Looking around at the grown men wearing “Friar Tuck” head pieces at this weekend’s Denver Broncos game at Invesco Field at Mile High made me take significant pause. The phenomena that is rookie third string quarterback, Tim Tebow is truly a fascinating one. A simple Google search on starting Denver quarterback, Kyle Orton produces just under a half-million results. While this is a significant number of pages to view, the same search on Tebow produces four times as many results. Take a moment to ponder this. A third string quarter back on an average NFL team is getting four times the press that the starter is getting.

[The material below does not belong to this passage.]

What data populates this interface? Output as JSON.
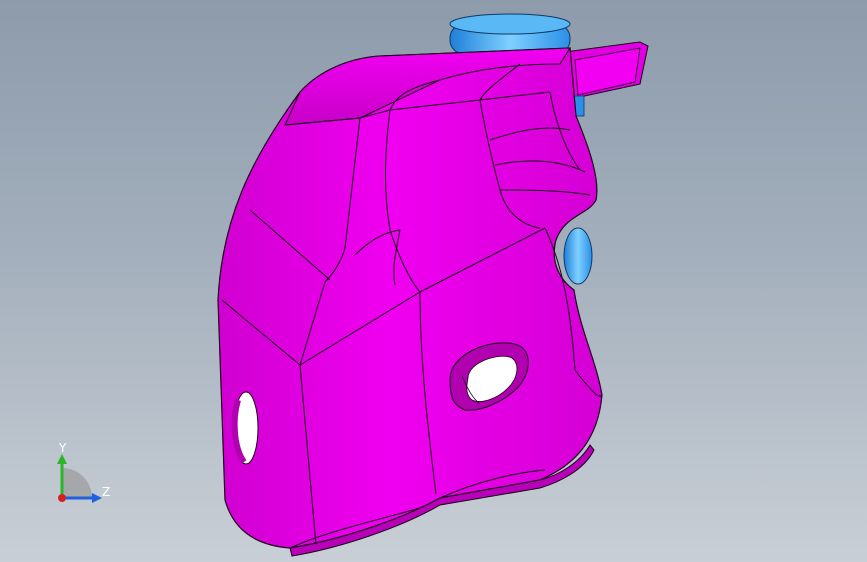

Denver moved well up in the draft to take Tebow in the first round of the 2010 NFL draft to take a quarterback that most NFL pundits had as the fourth best quarterback available in the draft. Many lampooned the Broncos for taking this player far earlier than his projected draft position and positioned the team as being open to ridicule or being modern day prophets. Right now, from a purely marketing perspective, the Denver franchise is looking like the big winners in this debate. The Jacksonville Jaguars should be kicking themselves for missing out on this new national treasure that has become the Cult of Tim Tebow. He is a Florida boy whose popularity would only be greater if he were representing one of the local teams. The Jaguars who are struggling financially to keep their franchise afloat could have sold tons of more tickets along with the massive merchandise and perhaps saved a city destined to lose their team.

Tebow jersey sales have far outpaced any player to date. The former University of Florida quarterback has logged the most jersey orders for a rookie since the league began tracking such data in 2006. This phenomenon while difficult to explain, is worthy of an upper-division university course on such social anomalies. What is it that has a nation clamoring in unprecedented numbers to own a piece of clothing with the name Tebow on it? It has truly taken on overtones which make it endearing, yet a bit creepy. Yes, he won the Heisman Trophy as a sophomore. Yes, he led the Gators to two National Championships. Tebow Mania is more than just those very significant milestones. There is something much more going on here.

His personal life, falling far from the mainstream norms, contributes significantly to his charm. The more Americans get to know his personal life story, the more they pull for him to become the ever elusive role model our nation constantly clamors for. It is as if many Americans believe that by putting on a Tim Tebow jersey they become a better human. Because Tebow has lead an apparently unsoiled life: being raised by Christian missionaries overseas, being homeschooled by a mother who chose to risk a dangerous pregnancy over the more sensible option of abortion, being a stand-up young man in the community; all the while putting up huge athletic accomplishments, he has become an icon of what America is “supposed to be about”.

From such high precipices one has nowhere to go but down and this concerns me greatly for Tebow. This same country that longs for someone to throw all their emotional and moral weight behind, is always ready to pounce like a lion the moment a blemish is revealed on their saint. Because we as a nation chose to live vicariously through humans we don’t really know who seem to be good people, we leave them no other choice but to disappoint. And when Americans become disappointed with a hero, it is straight to the rubbish bin with them. There honestly is part of me that hopes that the some shred of dirty laundry would surface TODAY so that Tebow can be left to be what he actually is — a guy doing the best he can. He doesn’t want to disappoint anyone, but how can he not when the expectations and hopes of so many ride on his young shoulders.

Those who build heroes are usually first in line to cast stones. I pray that Tebow will be safe from those who have immortalized him and let him be the third string quarterback for an average NFL franchise. Root for him. Like him. Admire him. But for God’s sake, let him be human.